Well this week’s episode on middle school begins with a few different takes on the learning process for middle school-ers.  According to Alex Bloomberg of TAL fame who also happens to be a former teacher, kids are completely unable to learn during middle school due to all the previously mentioned body stuff.  A famed alternative educator believes that middle school-ers would be better off working on the beet farm with Dwight Schrute than going to any kind of conventional school.  According to Linda Pearlstein, the principal of one of the most exceptional middle schools in the country, Middle School is the “use it or lose it” time for learning.  The things you learn in middle school will stick with you for life.  Is that why I still remember all the lyrics to ska bands like Reel Big Fish and Assorted Jellybeans?

“I’m hoping nothing bad happens, no humiliation or nothing that will be a story for the next month or two.” Said the poor little kid wearing a shirt that his mom made him wear or else he couldn’t go!  GOD!  It’s going to get better kid, I promise, read a book.  Next we meet some little tease who told five boys that she might go to the dance with them.  One thing that’s quite funny, is hearing from boy to boy, how drastically their voices differ from low to high, and their words from smart to dumb.

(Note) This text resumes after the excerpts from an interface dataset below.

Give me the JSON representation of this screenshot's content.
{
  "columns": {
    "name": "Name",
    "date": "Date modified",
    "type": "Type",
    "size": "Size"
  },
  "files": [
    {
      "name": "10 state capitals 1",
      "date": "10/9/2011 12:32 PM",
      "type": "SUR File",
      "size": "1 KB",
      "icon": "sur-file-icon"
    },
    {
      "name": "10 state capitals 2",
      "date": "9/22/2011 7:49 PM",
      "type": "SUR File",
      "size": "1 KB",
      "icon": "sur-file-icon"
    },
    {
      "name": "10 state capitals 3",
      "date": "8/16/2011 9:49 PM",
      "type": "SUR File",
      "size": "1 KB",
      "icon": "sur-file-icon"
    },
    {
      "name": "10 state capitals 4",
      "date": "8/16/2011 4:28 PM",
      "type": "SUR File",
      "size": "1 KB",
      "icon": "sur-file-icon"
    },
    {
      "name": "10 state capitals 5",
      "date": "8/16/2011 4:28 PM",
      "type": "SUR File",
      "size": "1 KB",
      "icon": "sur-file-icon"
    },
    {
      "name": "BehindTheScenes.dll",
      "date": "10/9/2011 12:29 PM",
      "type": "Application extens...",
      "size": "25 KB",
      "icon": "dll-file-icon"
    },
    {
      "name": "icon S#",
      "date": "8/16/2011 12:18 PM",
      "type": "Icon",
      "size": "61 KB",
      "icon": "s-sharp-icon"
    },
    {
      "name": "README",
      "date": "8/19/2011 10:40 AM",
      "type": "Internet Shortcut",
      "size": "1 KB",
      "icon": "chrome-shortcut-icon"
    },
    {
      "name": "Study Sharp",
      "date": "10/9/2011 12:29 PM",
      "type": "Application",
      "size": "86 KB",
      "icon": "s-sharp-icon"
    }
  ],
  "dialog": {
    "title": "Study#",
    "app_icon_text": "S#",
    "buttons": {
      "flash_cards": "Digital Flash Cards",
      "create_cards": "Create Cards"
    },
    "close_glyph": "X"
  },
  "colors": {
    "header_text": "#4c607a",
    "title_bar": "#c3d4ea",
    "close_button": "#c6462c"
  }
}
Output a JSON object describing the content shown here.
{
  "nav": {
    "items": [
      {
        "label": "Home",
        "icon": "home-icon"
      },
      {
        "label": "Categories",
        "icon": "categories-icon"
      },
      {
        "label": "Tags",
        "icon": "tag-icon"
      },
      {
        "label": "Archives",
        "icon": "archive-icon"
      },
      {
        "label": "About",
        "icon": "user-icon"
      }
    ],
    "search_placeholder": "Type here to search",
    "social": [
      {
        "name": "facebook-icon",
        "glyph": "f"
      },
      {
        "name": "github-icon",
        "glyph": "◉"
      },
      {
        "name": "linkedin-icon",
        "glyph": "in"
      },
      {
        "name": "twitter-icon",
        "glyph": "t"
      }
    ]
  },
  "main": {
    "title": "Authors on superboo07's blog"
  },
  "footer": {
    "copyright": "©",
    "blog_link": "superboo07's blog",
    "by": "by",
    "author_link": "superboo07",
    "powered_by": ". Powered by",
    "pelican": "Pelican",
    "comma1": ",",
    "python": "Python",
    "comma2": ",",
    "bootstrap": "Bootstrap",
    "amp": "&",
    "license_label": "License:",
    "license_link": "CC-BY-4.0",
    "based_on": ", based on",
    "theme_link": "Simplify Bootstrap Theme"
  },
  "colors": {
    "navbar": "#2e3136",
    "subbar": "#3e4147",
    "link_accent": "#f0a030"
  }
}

Act II, the story of “The Mimi’s,” is sort of the movie “Heathers” just with Hispanic girls, and no murder.  Not the most compelling thing TAL has ever done, really just a story of how powerful delusion can be.  A group of Hispanic girls put on a facade of false opulence until one day they’re all forced to go out and work, the sun causing their facades to melt away, and they realize that it was all a sham.  Sort of like that movie Death Becomes Her, but again, no death.

“It’s going to be how it, like it is now, pretty much all day,” that’s a quote from a kid giving a weather report in Act III, where kids are given the opportunity to produce their own newscasts, but it ends up being a good metaphor for the episode in general.  “Middle school kids have an overconfident goofiness that can be compelling,” says Ira.

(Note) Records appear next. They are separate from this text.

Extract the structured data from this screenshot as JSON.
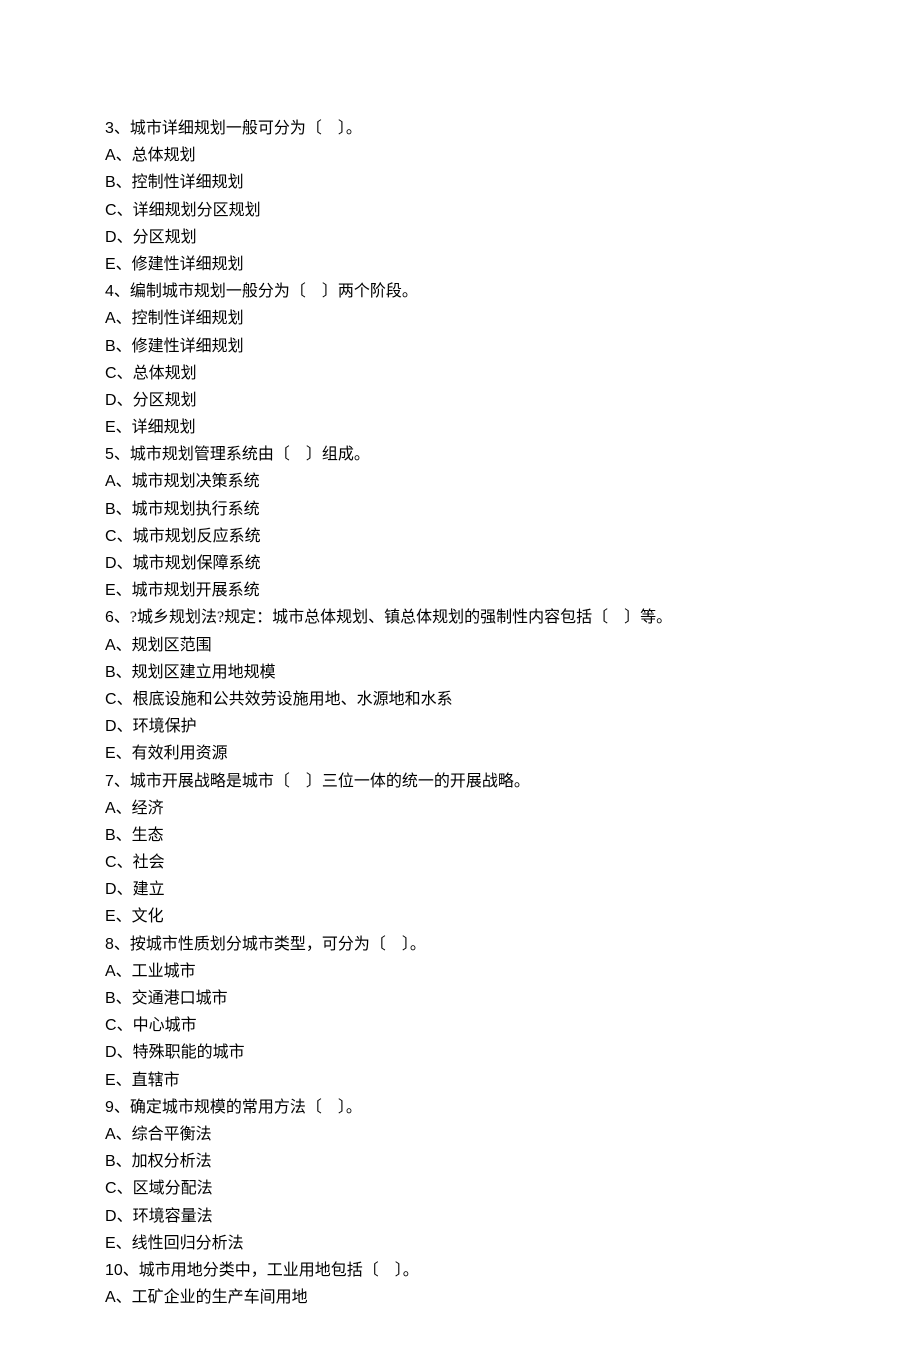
{
  "questions": [
    {
      "num": "3",
      "text": "、城市详细规划一般可分为〔　〕。",
      "options": [
        {
          "letter": "A",
          "text": "、总体规划"
        },
        {
          "letter": "B",
          "text": "、控制性详细规划"
        },
        {
          "letter": "C",
          "text": "、详细规划分区规划"
        },
        {
          "letter": "D",
          "text": "、分区规划"
        },
        {
          "letter": "E",
          "text": "、修建性详细规划"
        }
      ]
    },
    {
      "num": "4",
      "text": "、编制城市规划一般分为〔　〕两个阶段。",
      "options": [
        {
          "letter": "A",
          "text": "、控制性详细规划"
        },
        {
          "letter": "B",
          "text": "、修建性详细规划"
        },
        {
          "letter": "C",
          "text": "、总体规划"
        },
        {
          "letter": "D",
          "text": "、分区规划"
        },
        {
          "letter": "E",
          "text": "、详细规划"
        }
      ]
    },
    {
      "num": "5",
      "text": "、城市规划管理系统由〔　〕组成。",
      "options": [
        {
          "letter": "A",
          "text": "、城市规划决策系统"
        },
        {
          "letter": "B",
          "text": "、城市规划执行系统"
        },
        {
          "letter": "C",
          "text": "、城市规划反应系统"
        },
        {
          "letter": "D",
          "text": "、城市规划保障系统"
        },
        {
          "letter": "E",
          "text": "、城市规划开展系统"
        }
      ]
    },
    {
      "num": "6",
      "text": "、?城乡规划法?规定：城市总体规划、镇总体规划的强制性内容包括〔　〕等。",
      "options": [
        {
          "letter": "A",
          "text": "、规划区范围"
        },
        {
          "letter": "B",
          "text": "、规划区建立用地规模"
        },
        {
          "letter": "C",
          "text": "、根底设施和公共效劳设施用地、水源地和水系"
        },
        {
          "letter": "D",
          "text": "、环境保护"
        },
        {
          "letter": "E",
          "text": "、有效利用资源"
        }
      ]
    },
    {
      "num": "7",
      "text": "、城市开展战略是城市〔　〕三位一体的统一的开展战略。",
      "options": [
        {
          "letter": "A",
          "text": "、经济"
        },
        {
          "letter": "B",
          "text": "、生态"
        },
        {
          "letter": "C",
          "text": "、社会"
        },
        {
          "letter": "D",
          "text": "、建立"
        },
        {
          "letter": "E",
          "text": "、文化"
        }
      ]
    },
    {
      "num": "8",
      "text": "、按城市性质划分城市类型，可分为〔　〕。",
      "options": [
        {
          "letter": "A",
          "text": "、工业城市"
        },
        {
          "letter": "B",
          "text": "、交通港口城市"
        },
        {
          "letter": "C",
          "text": "、中心城市"
        },
        {
          "letter": "D",
          "text": "、特殊职能的城市"
        },
        {
          "letter": "E",
          "text": "、直辖市"
        }
      ]
    },
    {
      "num": "9",
      "text": "、确定城市规模的常用方法〔　〕。",
      "options": [
        {
          "letter": "A",
          "text": "、综合平衡法"
        },
        {
          "letter": "B",
          "text": "、加权分析法"
        },
        {
          "letter": "C",
          "text": "、区域分配法"
        },
        {
          "letter": "D",
          "text": "、环境容量法"
        },
        {
          "letter": "E",
          "text": "、线性回归分析法"
        }
      ]
    },
    {
      "num": "10",
      "text": "、城市用地分类中，工业用地包括〔　〕。",
      "options": [
        {
          "letter": "A",
          "text": "、工矿企业的生产车间用地"
        }
      ]
    }
  ]
}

This week: an abberation!  The Tory Malatia joke about Tory being bummed that there’s no “heavy petting” allowed during HR meetings was actually quite funny.  All in all fun episode for the self centered little goof in all of us.